[Input for this task — start]

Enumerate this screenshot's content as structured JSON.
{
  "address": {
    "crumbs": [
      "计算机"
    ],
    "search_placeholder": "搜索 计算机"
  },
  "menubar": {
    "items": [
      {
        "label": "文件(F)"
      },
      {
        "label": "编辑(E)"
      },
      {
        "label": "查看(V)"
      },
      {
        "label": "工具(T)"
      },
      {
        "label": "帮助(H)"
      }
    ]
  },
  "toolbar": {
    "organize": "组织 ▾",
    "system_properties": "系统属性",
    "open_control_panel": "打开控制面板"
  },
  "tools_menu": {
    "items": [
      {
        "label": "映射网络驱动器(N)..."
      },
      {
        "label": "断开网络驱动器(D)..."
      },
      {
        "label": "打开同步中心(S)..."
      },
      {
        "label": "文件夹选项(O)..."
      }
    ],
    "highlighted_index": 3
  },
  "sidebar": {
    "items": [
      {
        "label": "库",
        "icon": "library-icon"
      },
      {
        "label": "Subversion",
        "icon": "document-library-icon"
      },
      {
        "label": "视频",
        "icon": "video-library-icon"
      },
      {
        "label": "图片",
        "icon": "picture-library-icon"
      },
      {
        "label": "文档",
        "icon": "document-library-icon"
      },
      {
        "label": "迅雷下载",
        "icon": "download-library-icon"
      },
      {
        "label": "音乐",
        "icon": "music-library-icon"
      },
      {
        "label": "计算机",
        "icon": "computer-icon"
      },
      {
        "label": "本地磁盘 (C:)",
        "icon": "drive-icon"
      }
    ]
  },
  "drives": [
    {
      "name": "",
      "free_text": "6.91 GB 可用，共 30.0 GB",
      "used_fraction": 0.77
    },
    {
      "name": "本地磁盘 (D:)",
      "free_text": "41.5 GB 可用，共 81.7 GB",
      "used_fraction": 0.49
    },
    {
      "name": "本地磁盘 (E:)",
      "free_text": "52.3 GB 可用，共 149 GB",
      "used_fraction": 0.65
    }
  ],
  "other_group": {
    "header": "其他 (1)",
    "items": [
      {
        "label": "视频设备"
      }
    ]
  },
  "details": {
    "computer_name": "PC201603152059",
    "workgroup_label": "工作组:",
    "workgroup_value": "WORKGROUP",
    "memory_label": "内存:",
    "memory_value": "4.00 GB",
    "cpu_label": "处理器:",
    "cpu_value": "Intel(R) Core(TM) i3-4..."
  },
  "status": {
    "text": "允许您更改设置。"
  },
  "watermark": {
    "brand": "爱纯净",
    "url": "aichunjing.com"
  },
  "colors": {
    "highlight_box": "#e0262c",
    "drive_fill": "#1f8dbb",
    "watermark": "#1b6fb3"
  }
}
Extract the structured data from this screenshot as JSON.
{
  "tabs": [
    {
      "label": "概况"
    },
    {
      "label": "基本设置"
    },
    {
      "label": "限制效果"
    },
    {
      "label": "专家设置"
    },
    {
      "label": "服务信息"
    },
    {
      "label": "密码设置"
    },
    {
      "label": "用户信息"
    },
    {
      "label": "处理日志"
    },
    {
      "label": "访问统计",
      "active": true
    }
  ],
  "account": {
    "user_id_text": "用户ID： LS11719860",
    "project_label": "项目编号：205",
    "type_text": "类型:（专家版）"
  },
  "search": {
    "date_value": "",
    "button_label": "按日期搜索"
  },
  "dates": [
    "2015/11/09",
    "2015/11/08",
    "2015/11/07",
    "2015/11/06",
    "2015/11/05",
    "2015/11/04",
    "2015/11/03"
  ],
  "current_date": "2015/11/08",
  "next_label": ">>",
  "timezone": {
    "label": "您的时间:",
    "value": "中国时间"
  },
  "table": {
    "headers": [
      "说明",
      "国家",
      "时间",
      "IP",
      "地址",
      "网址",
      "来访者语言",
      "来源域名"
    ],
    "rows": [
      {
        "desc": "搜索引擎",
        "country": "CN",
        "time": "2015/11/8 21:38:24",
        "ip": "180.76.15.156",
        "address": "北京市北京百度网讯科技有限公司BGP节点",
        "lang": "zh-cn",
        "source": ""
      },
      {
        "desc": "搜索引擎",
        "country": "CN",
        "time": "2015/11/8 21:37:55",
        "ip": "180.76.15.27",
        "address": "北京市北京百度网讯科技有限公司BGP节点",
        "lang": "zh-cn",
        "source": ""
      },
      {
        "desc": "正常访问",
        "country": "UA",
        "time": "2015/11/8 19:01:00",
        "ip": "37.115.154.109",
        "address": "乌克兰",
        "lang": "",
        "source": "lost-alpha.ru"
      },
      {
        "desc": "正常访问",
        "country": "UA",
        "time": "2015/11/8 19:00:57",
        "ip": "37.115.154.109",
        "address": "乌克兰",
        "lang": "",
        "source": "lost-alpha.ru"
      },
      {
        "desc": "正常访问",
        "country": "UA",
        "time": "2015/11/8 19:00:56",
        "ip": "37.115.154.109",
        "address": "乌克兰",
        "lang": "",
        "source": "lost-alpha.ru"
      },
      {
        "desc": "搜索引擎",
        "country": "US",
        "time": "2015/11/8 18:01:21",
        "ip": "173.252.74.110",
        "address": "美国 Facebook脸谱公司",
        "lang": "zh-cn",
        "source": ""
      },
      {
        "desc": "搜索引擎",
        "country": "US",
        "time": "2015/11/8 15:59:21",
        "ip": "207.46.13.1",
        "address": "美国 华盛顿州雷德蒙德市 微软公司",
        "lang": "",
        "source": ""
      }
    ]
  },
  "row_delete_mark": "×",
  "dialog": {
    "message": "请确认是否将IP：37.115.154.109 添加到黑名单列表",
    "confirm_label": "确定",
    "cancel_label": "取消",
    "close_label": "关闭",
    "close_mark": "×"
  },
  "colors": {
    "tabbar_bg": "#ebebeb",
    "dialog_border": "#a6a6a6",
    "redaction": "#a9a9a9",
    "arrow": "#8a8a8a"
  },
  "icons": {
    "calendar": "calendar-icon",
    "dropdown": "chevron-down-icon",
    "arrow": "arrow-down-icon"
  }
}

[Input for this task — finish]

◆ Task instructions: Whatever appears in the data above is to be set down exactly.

◆ Exercise output:
Enumerate this screenshot's content as structured JSON.
{
  "address": {
    "crumbs": [
      "计算机"
    ],
    "search_placeholder": "搜索 计算机"
  },
  "menubar": {
    "items": [
      {
        "label": "文件(F)"
      },
      {
        "label": "编辑(E)"
      },
      {
        "label": "查看(V)"
      },
      {
        "label": "工具(T)"
      },
      {
        "label": "帮助(H)"
      }
    ]
  },
  "toolbar": {
    "organize": "组织 ▾",
    "system_properties": "系统属性",
    "open_control_panel": "打开控制面板"
  },
  "tools_menu": {
    "items": [
      {
        "label": "映射网络驱动器(N)..."
      },
      {
        "label": "断开网络驱动器(D)..."
      },
      {
        "label": "打开同步中心(S)..."
      },
      {
        "label": "文件夹选项(O)..."
      }
    ],
    "highlighted_index": 3
  },
  "sidebar": {
    "items": [
      {
        "label": "库",
        "icon": "library-icon"
      },
      {
        "label": "Subversion",
        "icon": "document-library-icon"
      },
      {
        "label": "视频",
        "icon": "video-library-icon"
      },
      {
        "label": "图片",
        "icon": "picture-library-icon"
      },
      {
        "label": "文档",
        "icon": "document-library-icon"
      },
      {
        "label": "迅雷下载",
        "icon": "download-library-icon"
      },
      {
        "label": "音乐",
        "icon": "music-library-icon"
      },
      {
        "label": "计算机",
        "icon": "computer-icon"
      },
      {
        "label": "本地磁盘 (C:)",
        "icon": "drive-icon"
      }
    ]
  },
  "drives": [
    {
      "name": "",
      "free_text": "6.91 GB 可用，共 30.0 GB",
      "used_fraction": 0.77
    },
    {
      "name": "本地磁盘 (D:)",
      "free_text": "41.5 GB 可用，共 81.7 GB",
      "used_fraction": 0.49
    },
    {
      "name": "本地磁盘 (E:)",
      "free_text": "52.3 GB 可用，共 149 GB",
      "used_fraction": 0.65
    }
  ],
  "other_group": {
    "header": "其他 (1)",
    "items": [
      {
        "label": "视频设备"
      }
    ]
  },
  "details": {
    "computer_name": "PC201603152059",
    "workgroup_label": "工作组:",
    "workgroup_value": "WORKGROUP",
    "memory_label": "内存:",
    "memory_value": "4.00 GB",
    "cpu_label": "处理器:",
    "cpu_value": "Intel(R) Core(TM) i3-4..."
  },
  "status": {
    "text": "允许您更改设置。"
  },
  "watermark": {
    "brand": "爱纯净",
    "url": "aichunjing.com"
  },
  "colors": {
    "highlight_box": "#e0262c",
    "drive_fill": "#1f8dbb",
    "watermark": "#1b6fb3"
  }
}
Extract the structured data from this screenshot as JSON.
{
  "tabs": [
    {
      "label": "概况"
    },
    {
      "label": "基本设置"
    },
    {
      "label": "限制效果"
    },
    {
      "label": "专家设置"
    },
    {
      "label": "服务信息"
    },
    {
      "label": "密码设置"
    },
    {
      "label": "用户信息"
    },
    {
      "label": "处理日志"
    },
    {
      "label": "访问统计",
      "active": true
    }
  ],
  "account": {
    "user_id_text": "用户ID： LS11719860",
    "project_label": "项目编号：205",
    "type_text": "类型:（专家版）"
  },
  "search": {
    "date_value": "",
    "button_label": "按日期搜索"
  },
  "dates": [
    "2015/11/09",
    "2015/11/08",
    "2015/11/07",
    "2015/11/06",
    "2015/11/05",
    "2015/11/04",
    "2015/11/03"
  ],
  "current_date": "2015/11/08",
  "next_label": ">>",
  "timezone": {
    "label": "您的时间:",
    "value": "中国时间"
  },
  "table": {
    "headers": [
      "说明",
      "国家",
      "时间",
      "IP",
      "地址",
      "网址",
      "来访者语言",
      "来源域名"
    ],
    "rows": [
      {
        "desc": "搜索引擎",
        "country": "CN",
        "time": "2015/11/8 21:38:24",
        "ip": "180.76.15.156",
        "address": "北京市北京百度网讯科技有限公司BGP节点",
        "lang": "zh-cn",
        "source": ""
      },
      {
        "desc": "搜索引擎",
        "country": "CN",
        "time": "2015/11/8 21:37:55",
        "ip": "180.76.15.27",
        "address": "北京市北京百度网讯科技有限公司BGP节点",
        "lang": "zh-cn",
        "source": ""
      },
      {
        "desc": "正常访问",
        "country": "UA",
        "time": "2015/11/8 19:01:00",
        "ip": "37.115.154.109",
        "address": "乌克兰",
        "lang": "",
        "source": "lost-alpha.ru"
      },
      {
        "desc": "正常访问",
        "country": "UA",
        "time": "2015/11/8 19:00:57",
        "ip": "37.115.154.109",
        "address": "乌克兰",
        "lang": "",
        "source": "lost-alpha.ru"
      },
      {
        "desc": "正常访问",
        "country": "UA",
        "time": "2015/11/8 19:00:56",
        "ip": "37.115.154.109",
        "address": "乌克兰",
        "lang": "",
        "source": "lost-alpha.ru"
      },
      {
        "desc": "搜索引擎",
        "country": "US",
        "time": "2015/11/8 18:01:21",
        "ip": "173.252.74.110",
        "address": "美国 Facebook脸谱公司",
        "lang": "zh-cn",
        "source": ""
      },
      {
        "desc": "搜索引擎",
        "country": "US",
        "time": "2015/11/8 15:59:21",
        "ip": "207.46.13.1",
        "address": "美国 华盛顿州雷德蒙德市 微软公司",
        "lang": "",
        "source": ""
      }
    ]
  },
  "row_delete_mark": "×",
  "dialog": {
    "message": "请确认是否将IP：37.115.154.109 添加到黑名单列表",
    "confirm_label": "确定",
    "cancel_label": "取消",
    "close_label": "关闭",
    "close_mark": "×"
  },
  "colors": {
    "tabbar_bg": "#ebebeb",
    "dialog_border": "#a6a6a6",
    "redaction": "#a9a9a9",
    "arrow": "#8a8a8a"
  },
  "icons": {
    "calendar": "calendar-icon",
    "dropdown": "chevron-down-icon",
    "arrow": "arrow-down-icon"
  }
}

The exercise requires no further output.